Its gift for mimicry has been noted in literature including the Mabinogion and the works of Pliny the Elder and William Shakespeare.

A literary analysis of one flew over the cuckoos nest

The common starling builds an untidy nest in a natural or artificial cavity in which four or five glossy, pale blue eggs are laid. These take two weeks to hatch and the young remain in the nest for another three weeks. There are normally one or two breeding attempts each year.

This species is omnivorous, taking a wide range of invertebratesas well as seeds and fruit. It is hunted by various mammals and birds of preyand is host to a range of external and internal parasites. Large flocks typical of this species can be beneficial to agriculture by controlling invertebrate pests; however, starlings can also be pests themselves when they feed on fruit and sprouting crops.

One Flew Over the Cuckoo's Nest Analysis - initiativeblog.com

Common starlings may also be a nuisance through the noise and mess caused by their large urban roosts. Introduced populations in particular have been subjected to a range of controls, including cullingbut these have had limited success except in preventing the colonisation of Western Australia.

The species has declined in numbers in parts of northern and western Europe since the s due to fewer grassland invertebrates being available as food for growing chicks. Despite this, its huge global population is not thought to be declining significantly, so the common starling is classified as being of least concern by the International Union for Conservation of Nature.LITERARY ANALYSIS One Flew Over the Cuckoo’s Nest is a novel written by Ken Kesey during a time in our society when pressures of our modern world seemed at their greatest.

One Flew Over the Cuckoo’s Nest Analysis

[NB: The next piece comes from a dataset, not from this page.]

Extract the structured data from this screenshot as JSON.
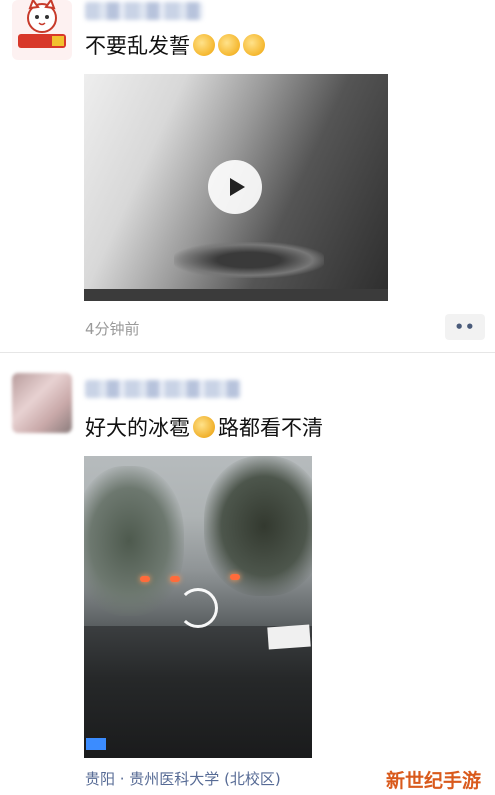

Many people were, at this time, deemed by society’s standards to be insane and institutionalized. There are many Literary Terms Kesey used in Kesey used in One Flew Over the Cuckoo’s Nest, but he especially used a lot of metaphors.

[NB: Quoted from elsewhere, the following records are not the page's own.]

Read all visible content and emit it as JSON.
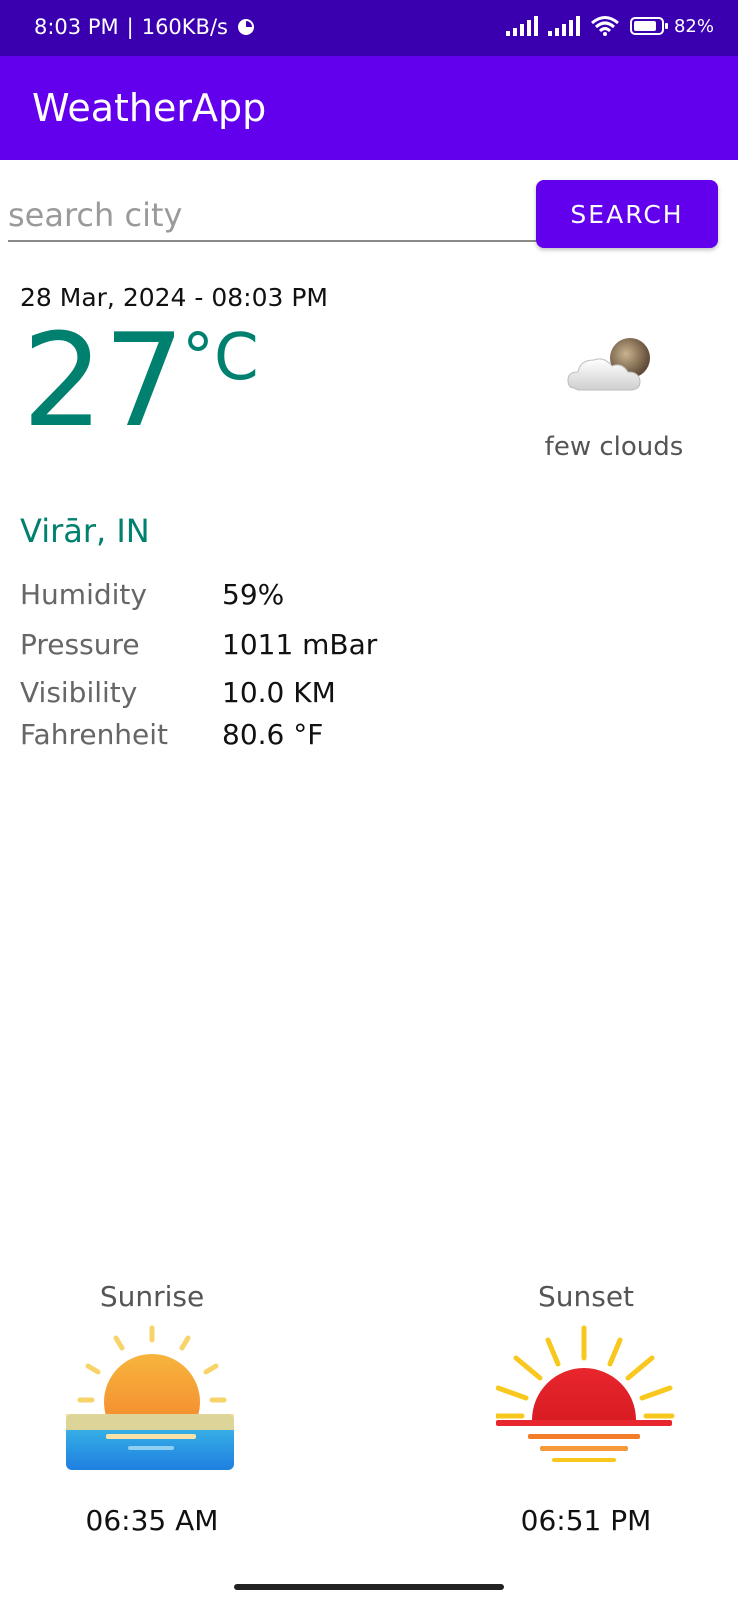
{
  "status_bar": {
    "time": "8:03 PM",
    "speed": "160KB/s",
    "battery": "82%"
  },
  "app_bar": {
    "title": "WeatherApp"
  },
  "search": {
    "placeholder": "search city",
    "button_label": "SEARCH"
  },
  "weather": {
    "datetime": "28 Mar, 2024 - 08:03 PM",
    "temperature": "27",
    "unit": "°C",
    "description": "few clouds",
    "location": "Virār, IN",
    "details": [
      {
        "label": "Humidity",
        "value": "59%"
      },
      {
        "label": "Pressure",
        "value": "1011 mBar"
      },
      {
        "label": "Visibility",
        "value": "10.0 KM"
      },
      {
        "label": "Fahrenheit",
        "value": "80.6 °F"
      }
    ]
  },
  "sun": {
    "sunrise_label": "Sunrise",
    "sunrise_time": "06:35 AM",
    "sunset_label": "Sunset",
    "sunset_time": "06:51 PM"
  },
  "icons": {
    "weather": "few-clouds-night-icon",
    "sunrise": "sunrise-icon",
    "sunset": "sunset-icon"
  },
  "colors": {
    "primary": "#6200ee",
    "status_bar": "#3a00b0",
    "accent_text": "#00806e"
  }
}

McMurphy was a metaphor for Jesus. When Chief Bromden and McMurphy were sent to the Disturbed Ward there was an old . One Flew Over the Cuckoo’s Nest is a novel by Ken Kesey that was first published in Online shopping from a great selection at Books Store. One Flew Over the Cuckoo’s Nest is a novel by Ken Kesey that was first published in In the novel “One Flew Over the Cuckoo’s Nest”, author Ken Kesey made an interesting choice of epigraph, which is a phrase, quotation, or poem that is set in the beginning of a component.

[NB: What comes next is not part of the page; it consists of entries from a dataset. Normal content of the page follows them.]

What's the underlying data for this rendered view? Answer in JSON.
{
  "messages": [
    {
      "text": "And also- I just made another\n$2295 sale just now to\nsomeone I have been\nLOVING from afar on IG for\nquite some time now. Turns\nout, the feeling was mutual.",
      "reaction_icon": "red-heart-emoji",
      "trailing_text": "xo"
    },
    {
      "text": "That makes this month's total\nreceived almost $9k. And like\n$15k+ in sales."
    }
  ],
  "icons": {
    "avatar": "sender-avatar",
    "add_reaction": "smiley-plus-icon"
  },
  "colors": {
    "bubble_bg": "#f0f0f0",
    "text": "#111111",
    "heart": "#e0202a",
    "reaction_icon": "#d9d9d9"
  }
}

Surprisingly, it was an excerpt from a nursery rhyme: "Three geese in a flock, One flew East, one flew West, One.

One Flew Over the Cuckoo's Nest (Literature) - TV Tropes